DNA damage is (unavoidably) caused everyday via two mechanisms:
Reactive Oxygen Species (ROS)
This is produced via normal metabolism
Mitochondria are organelles (tiny organs) within cells which produce energy, when it is required at low intensities e.g. when sitting, walking, or jogging at a steady pace.
The mitochondria produce energy via ‘oxidative phosphorylation’
This process, produces byproducts, which cause DNA damage
So basically, by keeping you alive, your body also causes DNA damage
Superoxide and hydrogen peroxide are classified as the Reactive Oxygen Species which do the damage
Being overweight can create more of these.
Reactive Nitrogen Species (RNS)
RNS is the other mechanism which causes DNA damage.
Caused by immune cell activation, which in turn causes inflammation.
Immune cells produce nitrogen oxide, which reacts with the ROS explained above.

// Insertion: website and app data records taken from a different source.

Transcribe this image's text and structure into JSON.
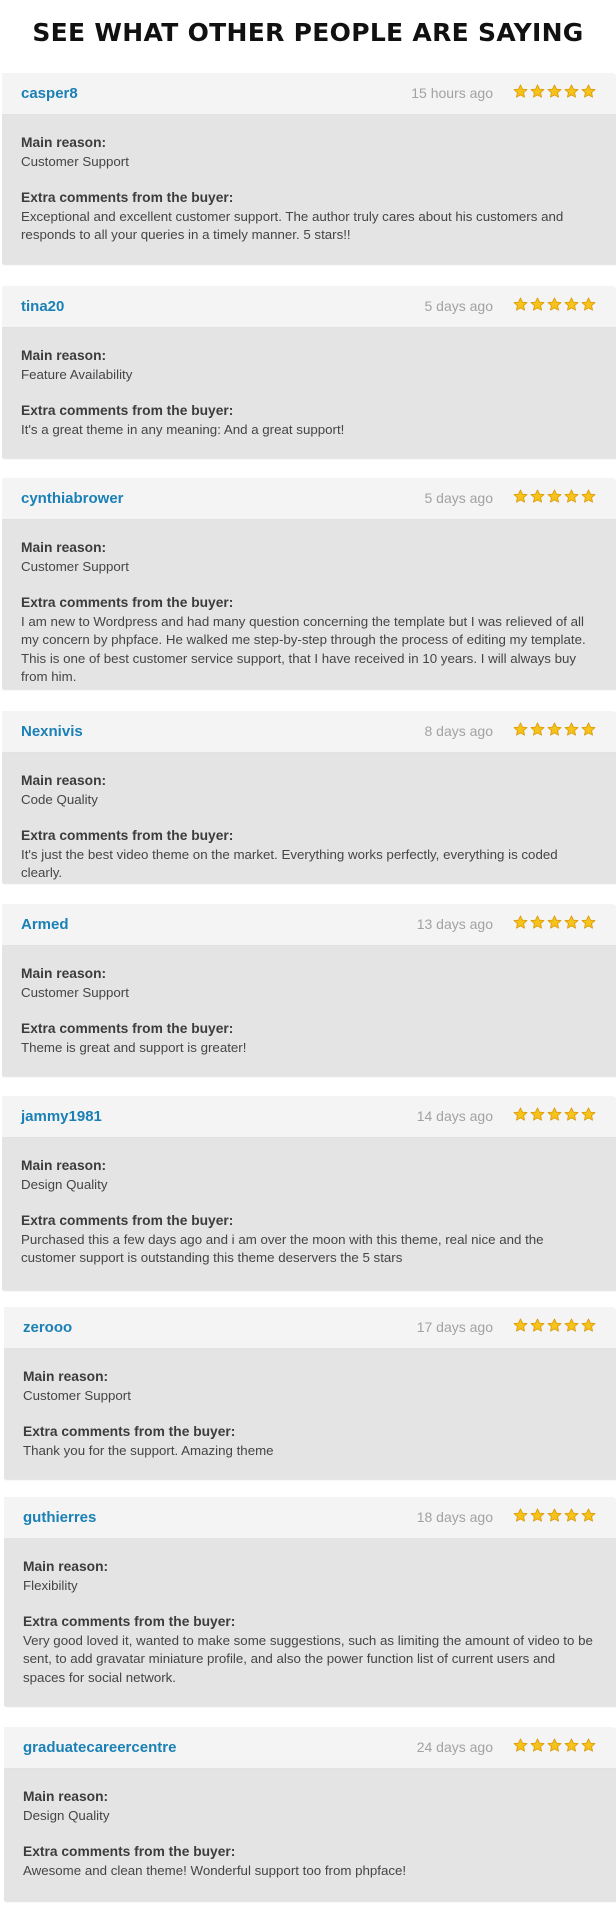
{
  "page": {
    "title": "SEE WHAT OTHER PEOPLE ARE SAYING"
  },
  "labels": {
    "main_reason": "Main reason:",
    "extra_comments": "Extra comments from the buyer:"
  },
  "colors": {
    "username": "#1a80b5",
    "timestamp": "#a2a2a2",
    "header_bg": "#f4f4f4",
    "body_bg": "#e4e4e4",
    "star_fill": "#f7c21a",
    "star_stroke": "#d99a07"
  },
  "reviews": [
    {
      "username": "casper8",
      "time_ago": "15 hours ago",
      "rating": 5,
      "rating_max": 5,
      "main_reason": "Customer Support",
      "comment": "Exceptional and excellent customer support. The author truly cares about his customers and responds to all your queries in a timely manner. 5 stars!!"
    },
    {
      "username": "tina20",
      "time_ago": "5 days ago",
      "rating": 5,
      "rating_max": 5,
      "main_reason": "Feature Availability",
      "comment": "It's a great theme in any meaning: And a great support!"
    },
    {
      "username": "cynthiabrower",
      "time_ago": "5 days ago",
      "rating": 5,
      "rating_max": 5,
      "main_reason": "Customer Support",
      "comment": "I am new to Wordpress and had many question concerning the template but I was relieved of all my concern by phpface. He walked me step-by-step through the process of editing my template. This is one of best customer service support, that I have received in 10 years. I will always buy from him."
    },
    {
      "username": "Nexnivis",
      "time_ago": "8 days ago",
      "rating": 5,
      "rating_max": 5,
      "main_reason": "Code Quality",
      "comment": "It's just the best video theme on the market. Everything works perfectly, everything is coded clearly."
    },
    {
      "username": "Armed",
      "time_ago": "13 days ago",
      "rating": 5,
      "rating_max": 5,
      "main_reason": "Customer Support",
      "comment": "Theme is great and support is greater!"
    },
    {
      "username": "jammy1981",
      "time_ago": "14 days ago",
      "rating": 5,
      "rating_max": 5,
      "main_reason": "Design Quality",
      "comment": "Purchased this a few days ago and i am over the moon with this theme, real nice and the customer support is outstanding this theme deservers the 5 stars"
    },
    {
      "username": "zerooo",
      "time_ago": "17 days ago",
      "rating": 5,
      "rating_max": 5,
      "main_reason": "Customer Support",
      "comment": "Thank you for the support. Amazing theme"
    },
    {
      "username": "guthierres",
      "time_ago": "18 days ago",
      "rating": 5,
      "rating_max": 5,
      "main_reason": "Flexibility",
      "comment": "Very good loved it, wanted to make some suggestions, such as limiting the amount of video to be sent, to add gravatar miniature profile, and also the power function list of current users and spaces for social network."
    },
    {
      "username": "graduatecareercentre",
      "time_ago": "24 days ago",
      "rating": 5,
      "rating_max": 5,
      "main_reason": "Design Quality",
      "comment": "Awesome and clean theme! Wonderful support too from phpface!"
    }
  ]
}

DNA Damage & Cancer
DNA damage can damage ‘tumor suppression genes’ which will normally protect against DNA damage to other genes.
If tumor suppression genes can’t activate, then abnormal cells can proliferate.
Smoking causes massive DNA damage.
Antioxidants can prevent DNA damage.
A study claimed that supplemental antioxidants can actually cause cancer.
Supplemental vitamin E, has shown to prevent DNA damage and cancer.
However, if you already have cancer, supplemental vitamin E can prevent any damage to cancer cells.
For vitamin E specifically, it’s probably not best to supplement more than 100% RDA due to certain mechanisms that can be inhibited with large amounts.
Our body produces it’s own antioxidants such as glutathione
We need vitamin C, A and E from our diet.
Around 60% of Americans don’t get enough vitamin E. But taking too much can also be damaging.
Supplements of Vitamin E tend to contain only alpha tocopherol and NOT gamma tocopherol vitamin E – this can cause problems with the ratio of the 2, which interferes with their activity in the body.
Mega doses of alpha tocopherol has been associated with prostate cancer.
High levels of selenium, offset the increased incidence of prostate cancer.